[Page and application data records]
━━━━━━━━
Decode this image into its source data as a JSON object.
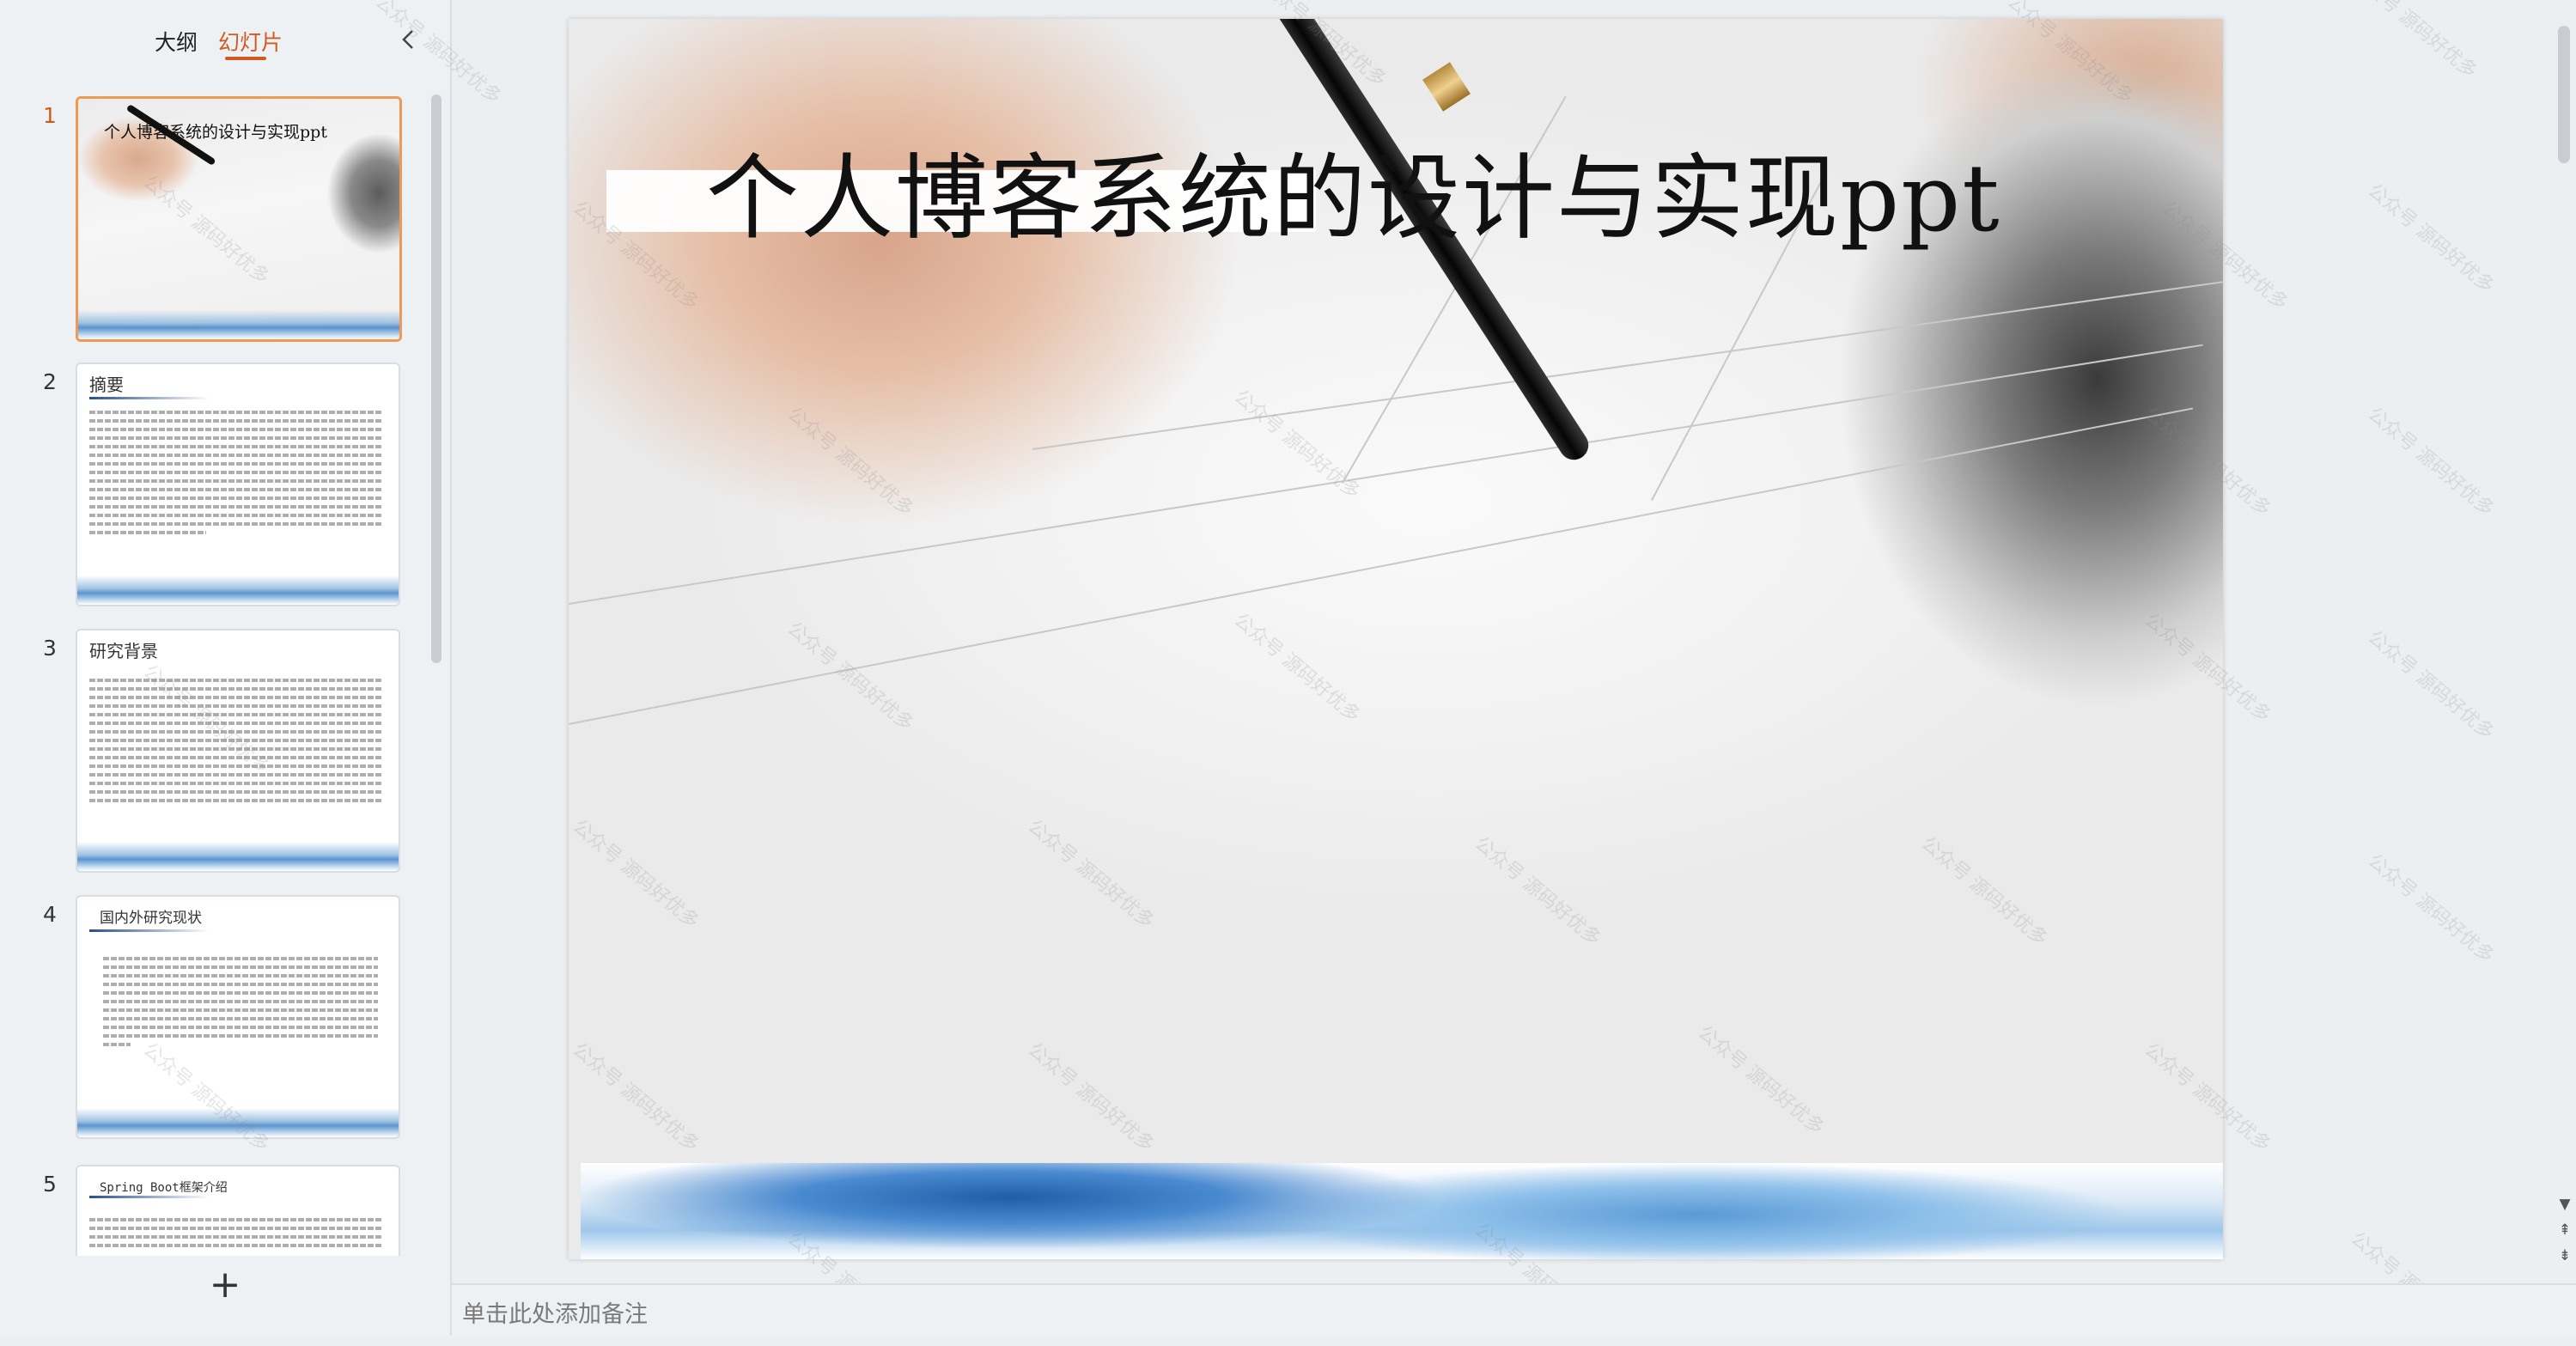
{
  "panel": {
    "tab_outline": "大纲",
    "tab_slides": "幻灯片",
    "collapse_icon": "chevron-left-icon"
  },
  "slides": [
    {
      "num": "1",
      "title": "个人博客系统的设计与实现ppt"
    },
    {
      "num": "2",
      "title": "摘要"
    },
    {
      "num": "3",
      "title": "研究背景"
    },
    {
      "num": "4",
      "title": "国内外研究现状"
    },
    {
      "num": "5",
      "title": "Spring Boot框架介绍"
    }
  ],
  "add_slide": "+",
  "current_slide": {
    "title": "个人博客系统的设计与实现ppt"
  },
  "notes": {
    "placeholder": "单击此处添加备注"
  },
  "watermark_text": "公众号 源码好优多",
  "scroll_controls": {
    "down": "▼",
    "prev_page": "⇞",
    "next_page": "⇟"
  },
  "colors": {
    "accent": "#d35a1f",
    "active_border": "#ee9a56",
    "panel_bg": "#eef1f4"
  }
}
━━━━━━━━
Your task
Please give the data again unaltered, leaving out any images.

Task answer
Decode this image into its source data as a JSON object.
{
  "panel": {
    "tab_outline": "大纲",
    "tab_slides": "幻灯片",
    "collapse_icon": "chevron-left-icon"
  },
  "slides": [
    {
      "num": "1",
      "title": "个人博客系统的设计与实现ppt"
    },
    {
      "num": "2",
      "title": "摘要"
    },
    {
      "num": "3",
      "title": "研究背景"
    },
    {
      "num": "4",
      "title": "国内外研究现状"
    },
    {
      "num": "5",
      "title": "Spring Boot框架介绍"
    }
  ],
  "add_slide": "+",
  "current_slide": {
    "title": "个人博客系统的设计与实现ppt"
  },
  "notes": {
    "placeholder": "单击此处添加备注"
  },
  "watermark_text": "公众号 源码好优多",
  "scroll_controls": {
    "down": "▼",
    "prev_page": "⇞",
    "next_page": "⇟"
  },
  "colors": {
    "accent": "#d35a1f",
    "active_border": "#ee9a56",
    "panel_bg": "#eef1f4"
  }
}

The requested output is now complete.